Apparently, Saint Augustine was very prolific religious writer and he authored many books. His "Confessions" and "City of God" are most recognized.

I decided to read this short interpretation of Saint Augustine's "Confessions". While I learned more about Saint Augustine, it was disappointing that it did not contain much about Christian concepts, not even short overview.    

posted by David Usharauli

Review of "Calculating GOD": aliens who believe in God

This is very interesting short story. Extra-terrestrial aliens arrive on Earth to interview paleontologist, a scientist who studies pre-historic life forms. As alien, Hollus, explains to scientist, she came to Earth to confirm that God exists.  

The book is mostly a dialogue between alien and scientist about whether there is a proof that God exists. Alien believes that God exists. Scientist is skeptical. In essence the story is an allegory about dialogue between two humans, believer and nonbeliever.

Book is very good till the end. Though in the end, the resolution of the main question is highly unsatisfactory.

posted by David Usharauli   

Thursday, March 10, 2016

Review: "Memnon", a man who could have stopped Alexander the Great

I enjoy reading historical novels, especially those part of history that are less known. Almost everyone heard about Alexander the Great but very few people are familiar with his military adversaries during his conquest of Persian Empire.  

Specifically, one of the those military leaders from Persian side was a man called Memnon of Rhodes. He was a Greek subject of Persian Empire. We need to remember that lands we call Asia Minor, Palestine and Egypt were part of Persian Empire. Asia Minor was populated by ethnic Greeks for centuries by the time Alexander's Macedonian forces overrun the country. Not every Greek in Asia Minor believed that Macedonian had a right to invade their city states (that nominally acknowledged Persian  suzerainty). But it also explains part of Alexander's initial success in Asia Minor.

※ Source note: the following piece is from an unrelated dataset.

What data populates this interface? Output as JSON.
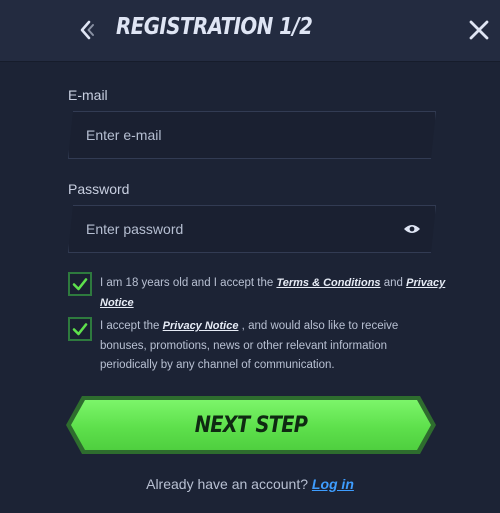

This fictional novel focus on Memnon's life. Novel is told [dictated] as a memoir by Barsine, Memnon's wife and member of Persian Royal family. We know little about Memnon except that he was a professional soldier and many believed he was the only person who could have stopped rapid advance of Macedonian Forces. However, Alexander's military fortune was on the rise. Memnon died soon after invasion from the wounds he received during the siege of the city of Halicarnassus. Most of the cities and Greek states in Asia Minor joined Alexander's side, thus protecting his supply chain and allowing him to focus on further invasion.

The novel itself is very easy read and beautifully written, though sometimes goes overboard with excessive descriptions. It does not have any unique plot structure, nor does it propose any novel interpretation of historically known facts. Though we know about Memnon from his role in fighting Alexander's Macedonians, the novel is mostly about Memnon's fictional life before the invasion. In general, many events described in book are fiction as acknowledged by the author himself. But many events are accurate too. So, in summary, it is a good read.

posted by David Usharauli

Wednesday, March 9, 2016

The Entrepreneur's Guide to Business Law (3rd Edition)

For many people to be a successful entrepreneur or the owner of their own business is a big accomplishments. And it is. But it is very tough. Though US has a very high ranking in "ease" of "starting business", after reading good part of this book I am not so sure about validity of it anymore.

This particular book is a 3rd edition in this series, published in 2007. These series have a good reputation for providing accessible and easy to digest information about almost every step of entrepreneurial endeavor.  

I do find it quite easy to read. One really good thing about these series is that the authors provide the real "business" world examples for each topic.

In my view, these series will be very useful for someone who plans to start business or occupies executive position in any private company. 

posted by David Usharauli